*** Opening of Material to process ***

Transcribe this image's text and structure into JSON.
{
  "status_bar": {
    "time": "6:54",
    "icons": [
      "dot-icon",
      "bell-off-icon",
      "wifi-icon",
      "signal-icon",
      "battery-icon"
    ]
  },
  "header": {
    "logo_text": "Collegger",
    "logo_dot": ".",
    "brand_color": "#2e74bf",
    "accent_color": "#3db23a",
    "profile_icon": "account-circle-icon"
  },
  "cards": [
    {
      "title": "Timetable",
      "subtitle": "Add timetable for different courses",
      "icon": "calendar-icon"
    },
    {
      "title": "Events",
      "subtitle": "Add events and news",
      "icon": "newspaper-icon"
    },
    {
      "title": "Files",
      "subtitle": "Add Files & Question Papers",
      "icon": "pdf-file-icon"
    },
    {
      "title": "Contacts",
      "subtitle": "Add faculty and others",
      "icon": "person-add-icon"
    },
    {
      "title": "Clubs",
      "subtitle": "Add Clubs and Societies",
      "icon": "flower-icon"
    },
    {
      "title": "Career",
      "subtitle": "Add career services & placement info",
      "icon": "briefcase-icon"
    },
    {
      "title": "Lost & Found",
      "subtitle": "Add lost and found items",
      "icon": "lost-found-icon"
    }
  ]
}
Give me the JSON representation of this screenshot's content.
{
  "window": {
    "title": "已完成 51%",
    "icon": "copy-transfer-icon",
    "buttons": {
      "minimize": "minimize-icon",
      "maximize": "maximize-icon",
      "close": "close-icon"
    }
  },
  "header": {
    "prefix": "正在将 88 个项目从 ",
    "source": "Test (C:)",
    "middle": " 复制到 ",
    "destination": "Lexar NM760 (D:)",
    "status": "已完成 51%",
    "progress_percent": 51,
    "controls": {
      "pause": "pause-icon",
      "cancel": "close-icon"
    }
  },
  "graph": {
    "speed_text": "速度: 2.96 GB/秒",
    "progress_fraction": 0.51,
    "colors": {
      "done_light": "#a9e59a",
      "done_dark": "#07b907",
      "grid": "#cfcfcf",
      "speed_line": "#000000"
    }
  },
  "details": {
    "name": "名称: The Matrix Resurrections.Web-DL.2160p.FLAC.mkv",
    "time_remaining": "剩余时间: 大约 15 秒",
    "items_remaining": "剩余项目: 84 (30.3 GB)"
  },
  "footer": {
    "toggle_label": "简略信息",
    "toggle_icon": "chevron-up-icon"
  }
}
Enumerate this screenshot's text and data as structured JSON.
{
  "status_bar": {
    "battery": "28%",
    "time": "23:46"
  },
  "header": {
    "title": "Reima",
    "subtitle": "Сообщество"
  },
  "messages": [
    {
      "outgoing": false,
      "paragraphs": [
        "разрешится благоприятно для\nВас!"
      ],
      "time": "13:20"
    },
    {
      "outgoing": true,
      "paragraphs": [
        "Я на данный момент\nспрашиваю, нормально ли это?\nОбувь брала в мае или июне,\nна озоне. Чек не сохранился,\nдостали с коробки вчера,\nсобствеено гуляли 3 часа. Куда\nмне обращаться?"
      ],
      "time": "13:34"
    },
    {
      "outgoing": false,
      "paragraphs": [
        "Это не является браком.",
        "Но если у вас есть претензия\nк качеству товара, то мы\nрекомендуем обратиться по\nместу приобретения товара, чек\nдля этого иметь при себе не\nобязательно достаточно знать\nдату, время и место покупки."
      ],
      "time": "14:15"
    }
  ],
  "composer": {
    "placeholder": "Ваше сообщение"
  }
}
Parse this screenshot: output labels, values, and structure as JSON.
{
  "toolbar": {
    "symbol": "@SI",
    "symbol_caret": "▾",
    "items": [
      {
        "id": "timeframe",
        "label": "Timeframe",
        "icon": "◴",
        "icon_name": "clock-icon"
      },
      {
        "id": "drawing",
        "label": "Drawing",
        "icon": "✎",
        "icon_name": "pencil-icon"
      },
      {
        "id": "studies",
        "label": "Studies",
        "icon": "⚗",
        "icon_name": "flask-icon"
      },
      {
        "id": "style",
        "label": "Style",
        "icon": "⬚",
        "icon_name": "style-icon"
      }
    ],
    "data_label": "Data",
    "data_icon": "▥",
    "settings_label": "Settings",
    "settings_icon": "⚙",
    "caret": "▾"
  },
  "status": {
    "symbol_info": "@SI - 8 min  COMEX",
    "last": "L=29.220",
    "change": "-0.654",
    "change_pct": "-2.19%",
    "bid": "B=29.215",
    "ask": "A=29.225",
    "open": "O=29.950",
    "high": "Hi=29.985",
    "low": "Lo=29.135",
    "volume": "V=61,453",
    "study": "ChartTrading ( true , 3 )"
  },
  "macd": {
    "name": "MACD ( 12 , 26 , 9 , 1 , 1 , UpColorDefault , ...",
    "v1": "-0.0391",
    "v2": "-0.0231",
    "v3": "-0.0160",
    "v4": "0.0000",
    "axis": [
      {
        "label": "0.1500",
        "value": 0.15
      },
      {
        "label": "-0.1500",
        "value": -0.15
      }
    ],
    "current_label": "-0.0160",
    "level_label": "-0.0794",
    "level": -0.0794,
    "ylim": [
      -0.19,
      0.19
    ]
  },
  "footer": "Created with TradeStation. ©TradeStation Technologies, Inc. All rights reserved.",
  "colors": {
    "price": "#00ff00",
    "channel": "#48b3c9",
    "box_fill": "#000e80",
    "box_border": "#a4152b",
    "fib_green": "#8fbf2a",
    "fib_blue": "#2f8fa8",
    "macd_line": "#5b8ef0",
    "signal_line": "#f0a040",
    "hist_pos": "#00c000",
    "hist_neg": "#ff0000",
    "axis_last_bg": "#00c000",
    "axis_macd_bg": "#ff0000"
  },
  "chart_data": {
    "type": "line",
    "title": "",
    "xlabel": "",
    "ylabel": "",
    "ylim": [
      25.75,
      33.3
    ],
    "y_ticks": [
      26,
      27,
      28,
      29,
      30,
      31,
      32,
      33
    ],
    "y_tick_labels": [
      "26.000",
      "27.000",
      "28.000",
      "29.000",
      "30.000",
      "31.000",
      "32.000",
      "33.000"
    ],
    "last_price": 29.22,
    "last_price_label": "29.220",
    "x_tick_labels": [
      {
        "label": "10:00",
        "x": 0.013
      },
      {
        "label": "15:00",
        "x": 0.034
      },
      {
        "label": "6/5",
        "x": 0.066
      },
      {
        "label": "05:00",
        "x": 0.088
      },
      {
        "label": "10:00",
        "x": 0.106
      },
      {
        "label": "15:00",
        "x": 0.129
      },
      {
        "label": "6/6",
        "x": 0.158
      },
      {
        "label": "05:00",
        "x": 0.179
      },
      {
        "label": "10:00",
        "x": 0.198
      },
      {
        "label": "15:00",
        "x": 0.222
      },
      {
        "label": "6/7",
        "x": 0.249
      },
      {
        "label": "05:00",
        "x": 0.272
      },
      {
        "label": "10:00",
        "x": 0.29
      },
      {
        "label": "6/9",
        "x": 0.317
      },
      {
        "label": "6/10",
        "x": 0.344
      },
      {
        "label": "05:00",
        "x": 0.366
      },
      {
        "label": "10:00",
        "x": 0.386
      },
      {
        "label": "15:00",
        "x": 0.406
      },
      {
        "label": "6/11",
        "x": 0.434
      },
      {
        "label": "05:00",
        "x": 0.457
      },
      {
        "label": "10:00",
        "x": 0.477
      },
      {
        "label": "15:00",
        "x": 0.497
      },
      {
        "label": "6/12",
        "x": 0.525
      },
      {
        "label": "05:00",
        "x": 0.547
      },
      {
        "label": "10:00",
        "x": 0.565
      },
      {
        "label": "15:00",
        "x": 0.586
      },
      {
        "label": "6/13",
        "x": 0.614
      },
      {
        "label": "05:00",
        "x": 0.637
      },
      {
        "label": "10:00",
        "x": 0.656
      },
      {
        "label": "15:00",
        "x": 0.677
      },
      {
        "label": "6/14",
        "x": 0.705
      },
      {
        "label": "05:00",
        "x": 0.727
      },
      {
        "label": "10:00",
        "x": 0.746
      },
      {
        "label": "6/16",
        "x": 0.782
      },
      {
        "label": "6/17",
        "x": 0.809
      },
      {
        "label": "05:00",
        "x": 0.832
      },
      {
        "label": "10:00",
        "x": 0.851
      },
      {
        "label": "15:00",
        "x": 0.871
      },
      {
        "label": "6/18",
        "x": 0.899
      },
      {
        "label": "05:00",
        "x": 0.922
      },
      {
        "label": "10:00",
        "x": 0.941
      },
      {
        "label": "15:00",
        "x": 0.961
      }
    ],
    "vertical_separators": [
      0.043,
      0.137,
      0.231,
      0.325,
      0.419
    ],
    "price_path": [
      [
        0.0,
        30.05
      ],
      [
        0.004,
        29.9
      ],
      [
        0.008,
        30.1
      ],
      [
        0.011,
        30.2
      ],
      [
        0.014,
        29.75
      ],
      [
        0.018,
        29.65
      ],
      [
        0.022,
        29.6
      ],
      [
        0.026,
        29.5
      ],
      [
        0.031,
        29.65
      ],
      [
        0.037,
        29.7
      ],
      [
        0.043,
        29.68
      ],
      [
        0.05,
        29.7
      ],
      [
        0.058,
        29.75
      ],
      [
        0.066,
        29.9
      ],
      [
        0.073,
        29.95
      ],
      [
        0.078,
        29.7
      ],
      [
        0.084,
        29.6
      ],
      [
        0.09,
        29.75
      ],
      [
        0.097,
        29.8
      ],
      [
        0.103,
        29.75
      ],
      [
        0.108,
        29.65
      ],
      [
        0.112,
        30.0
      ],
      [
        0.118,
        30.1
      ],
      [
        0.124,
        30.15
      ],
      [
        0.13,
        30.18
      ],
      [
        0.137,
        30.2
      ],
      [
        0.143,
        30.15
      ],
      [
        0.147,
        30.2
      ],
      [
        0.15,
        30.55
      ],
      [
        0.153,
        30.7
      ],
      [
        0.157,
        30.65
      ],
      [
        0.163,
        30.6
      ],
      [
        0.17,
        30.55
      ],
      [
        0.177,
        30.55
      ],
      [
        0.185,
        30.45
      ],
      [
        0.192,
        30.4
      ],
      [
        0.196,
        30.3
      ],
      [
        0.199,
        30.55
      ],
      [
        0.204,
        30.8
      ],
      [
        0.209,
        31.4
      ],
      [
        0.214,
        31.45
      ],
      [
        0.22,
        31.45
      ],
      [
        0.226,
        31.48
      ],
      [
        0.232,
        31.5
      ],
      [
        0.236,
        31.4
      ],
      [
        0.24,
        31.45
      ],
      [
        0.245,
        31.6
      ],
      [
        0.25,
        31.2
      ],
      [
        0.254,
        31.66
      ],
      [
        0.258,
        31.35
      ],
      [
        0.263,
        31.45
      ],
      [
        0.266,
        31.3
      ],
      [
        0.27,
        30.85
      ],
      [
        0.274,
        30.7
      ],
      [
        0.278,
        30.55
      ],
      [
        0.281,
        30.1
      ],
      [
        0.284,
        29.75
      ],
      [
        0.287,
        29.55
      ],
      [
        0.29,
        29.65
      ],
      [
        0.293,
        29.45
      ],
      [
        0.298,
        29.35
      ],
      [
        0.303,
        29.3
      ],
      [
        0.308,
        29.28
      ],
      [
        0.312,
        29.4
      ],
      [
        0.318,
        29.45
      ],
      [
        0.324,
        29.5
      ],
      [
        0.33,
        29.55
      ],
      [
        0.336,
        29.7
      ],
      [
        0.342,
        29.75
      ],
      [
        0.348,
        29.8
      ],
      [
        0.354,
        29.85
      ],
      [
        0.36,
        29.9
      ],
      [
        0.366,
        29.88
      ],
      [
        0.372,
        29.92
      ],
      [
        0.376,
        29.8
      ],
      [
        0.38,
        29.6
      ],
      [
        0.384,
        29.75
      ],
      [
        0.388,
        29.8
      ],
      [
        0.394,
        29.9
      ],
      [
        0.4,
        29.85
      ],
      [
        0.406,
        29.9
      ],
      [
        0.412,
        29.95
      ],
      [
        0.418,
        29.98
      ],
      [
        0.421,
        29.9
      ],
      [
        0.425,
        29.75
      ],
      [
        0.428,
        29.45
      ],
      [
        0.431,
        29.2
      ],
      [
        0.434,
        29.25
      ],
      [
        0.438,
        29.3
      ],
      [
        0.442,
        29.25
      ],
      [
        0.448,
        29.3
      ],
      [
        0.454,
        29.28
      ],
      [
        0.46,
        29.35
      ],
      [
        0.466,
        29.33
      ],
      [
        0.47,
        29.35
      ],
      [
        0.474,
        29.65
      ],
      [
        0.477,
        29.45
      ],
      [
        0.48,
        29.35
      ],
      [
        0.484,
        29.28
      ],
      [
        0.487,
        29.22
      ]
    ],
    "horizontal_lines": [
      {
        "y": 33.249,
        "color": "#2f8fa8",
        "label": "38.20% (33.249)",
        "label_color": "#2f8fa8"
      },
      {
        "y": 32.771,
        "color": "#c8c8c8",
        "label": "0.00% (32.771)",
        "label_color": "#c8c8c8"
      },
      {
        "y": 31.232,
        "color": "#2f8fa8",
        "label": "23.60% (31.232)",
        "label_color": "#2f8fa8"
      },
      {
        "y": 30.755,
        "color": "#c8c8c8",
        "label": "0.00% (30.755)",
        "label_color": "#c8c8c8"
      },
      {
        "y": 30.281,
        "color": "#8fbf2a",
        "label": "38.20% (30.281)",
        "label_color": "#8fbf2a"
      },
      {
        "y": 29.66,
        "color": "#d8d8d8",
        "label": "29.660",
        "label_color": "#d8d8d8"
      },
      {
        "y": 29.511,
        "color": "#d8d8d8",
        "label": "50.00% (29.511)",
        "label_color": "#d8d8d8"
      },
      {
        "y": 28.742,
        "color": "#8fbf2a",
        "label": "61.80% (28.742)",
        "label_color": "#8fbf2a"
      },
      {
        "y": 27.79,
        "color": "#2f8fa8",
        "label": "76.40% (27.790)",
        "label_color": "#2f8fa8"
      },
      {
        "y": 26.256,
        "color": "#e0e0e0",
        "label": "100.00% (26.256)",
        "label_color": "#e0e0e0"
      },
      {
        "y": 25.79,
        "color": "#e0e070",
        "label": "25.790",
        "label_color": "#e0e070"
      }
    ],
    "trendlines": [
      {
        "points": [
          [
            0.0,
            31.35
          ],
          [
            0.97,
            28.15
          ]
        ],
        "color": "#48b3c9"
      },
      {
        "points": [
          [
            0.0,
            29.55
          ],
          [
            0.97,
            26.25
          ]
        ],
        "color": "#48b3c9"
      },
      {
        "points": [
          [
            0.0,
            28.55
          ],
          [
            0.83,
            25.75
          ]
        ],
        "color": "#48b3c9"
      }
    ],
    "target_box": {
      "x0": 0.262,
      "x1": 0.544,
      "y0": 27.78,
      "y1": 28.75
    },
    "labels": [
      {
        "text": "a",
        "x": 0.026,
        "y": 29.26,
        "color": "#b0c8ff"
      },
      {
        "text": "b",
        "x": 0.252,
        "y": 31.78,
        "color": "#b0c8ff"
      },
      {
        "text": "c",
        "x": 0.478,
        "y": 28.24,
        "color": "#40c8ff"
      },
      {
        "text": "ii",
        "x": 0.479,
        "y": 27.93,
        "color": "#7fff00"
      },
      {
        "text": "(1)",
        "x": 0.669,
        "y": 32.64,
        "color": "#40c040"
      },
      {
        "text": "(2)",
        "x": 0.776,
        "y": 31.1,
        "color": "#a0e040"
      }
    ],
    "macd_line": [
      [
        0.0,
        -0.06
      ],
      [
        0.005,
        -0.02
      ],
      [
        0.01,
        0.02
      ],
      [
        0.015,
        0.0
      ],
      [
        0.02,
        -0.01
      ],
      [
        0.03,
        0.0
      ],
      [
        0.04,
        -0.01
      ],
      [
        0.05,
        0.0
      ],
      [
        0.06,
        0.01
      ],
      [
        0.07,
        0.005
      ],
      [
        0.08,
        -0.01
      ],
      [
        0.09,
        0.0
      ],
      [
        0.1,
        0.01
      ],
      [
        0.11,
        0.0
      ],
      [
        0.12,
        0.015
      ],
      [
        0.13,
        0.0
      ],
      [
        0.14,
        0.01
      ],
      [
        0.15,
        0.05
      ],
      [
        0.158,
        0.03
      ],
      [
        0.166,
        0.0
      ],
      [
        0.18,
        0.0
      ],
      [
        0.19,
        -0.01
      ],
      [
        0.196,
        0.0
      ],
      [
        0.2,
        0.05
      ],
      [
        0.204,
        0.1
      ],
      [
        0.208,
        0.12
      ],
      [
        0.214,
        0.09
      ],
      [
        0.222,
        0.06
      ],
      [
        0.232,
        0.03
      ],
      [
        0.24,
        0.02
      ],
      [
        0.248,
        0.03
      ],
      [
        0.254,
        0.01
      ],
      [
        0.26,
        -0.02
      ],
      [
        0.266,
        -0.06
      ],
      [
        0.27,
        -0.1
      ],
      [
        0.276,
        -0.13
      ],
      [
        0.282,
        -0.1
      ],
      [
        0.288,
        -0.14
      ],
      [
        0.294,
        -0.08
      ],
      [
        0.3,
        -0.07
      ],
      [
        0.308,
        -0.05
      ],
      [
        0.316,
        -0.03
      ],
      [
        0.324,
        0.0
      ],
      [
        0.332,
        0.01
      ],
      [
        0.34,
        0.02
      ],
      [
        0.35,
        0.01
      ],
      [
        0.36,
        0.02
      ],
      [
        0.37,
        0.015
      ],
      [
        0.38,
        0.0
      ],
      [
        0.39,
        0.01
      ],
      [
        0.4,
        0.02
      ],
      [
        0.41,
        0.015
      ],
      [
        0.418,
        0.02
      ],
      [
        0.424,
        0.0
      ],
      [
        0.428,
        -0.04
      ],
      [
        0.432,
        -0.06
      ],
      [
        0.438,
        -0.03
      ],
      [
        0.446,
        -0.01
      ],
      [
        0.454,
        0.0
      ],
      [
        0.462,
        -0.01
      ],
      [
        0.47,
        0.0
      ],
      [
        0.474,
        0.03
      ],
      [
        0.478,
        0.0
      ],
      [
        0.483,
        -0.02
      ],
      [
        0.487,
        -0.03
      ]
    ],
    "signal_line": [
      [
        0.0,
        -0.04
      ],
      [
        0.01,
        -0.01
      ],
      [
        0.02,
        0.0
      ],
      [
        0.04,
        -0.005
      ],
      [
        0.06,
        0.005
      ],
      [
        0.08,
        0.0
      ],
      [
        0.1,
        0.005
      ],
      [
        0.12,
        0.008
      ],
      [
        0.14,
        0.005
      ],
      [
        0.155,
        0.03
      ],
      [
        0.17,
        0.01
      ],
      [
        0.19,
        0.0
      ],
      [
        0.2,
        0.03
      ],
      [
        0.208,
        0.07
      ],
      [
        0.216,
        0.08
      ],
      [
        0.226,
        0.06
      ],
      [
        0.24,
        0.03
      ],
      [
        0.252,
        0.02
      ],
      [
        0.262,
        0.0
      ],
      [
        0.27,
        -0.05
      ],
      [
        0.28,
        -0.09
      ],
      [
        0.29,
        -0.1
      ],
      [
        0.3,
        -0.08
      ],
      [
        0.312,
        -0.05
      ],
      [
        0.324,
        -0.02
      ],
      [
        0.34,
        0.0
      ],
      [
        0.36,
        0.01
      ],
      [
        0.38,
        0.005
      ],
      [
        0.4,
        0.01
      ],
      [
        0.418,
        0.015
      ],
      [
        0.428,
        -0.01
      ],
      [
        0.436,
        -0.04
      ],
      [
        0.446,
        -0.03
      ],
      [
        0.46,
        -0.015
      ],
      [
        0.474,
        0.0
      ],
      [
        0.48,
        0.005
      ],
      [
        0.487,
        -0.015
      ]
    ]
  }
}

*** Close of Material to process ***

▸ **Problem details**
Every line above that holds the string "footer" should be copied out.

▸ **Your solution**
  "footer": {
  "footer": "Created with TradeStation. ©TradeStation Technologies, Inc. All rights reserved.",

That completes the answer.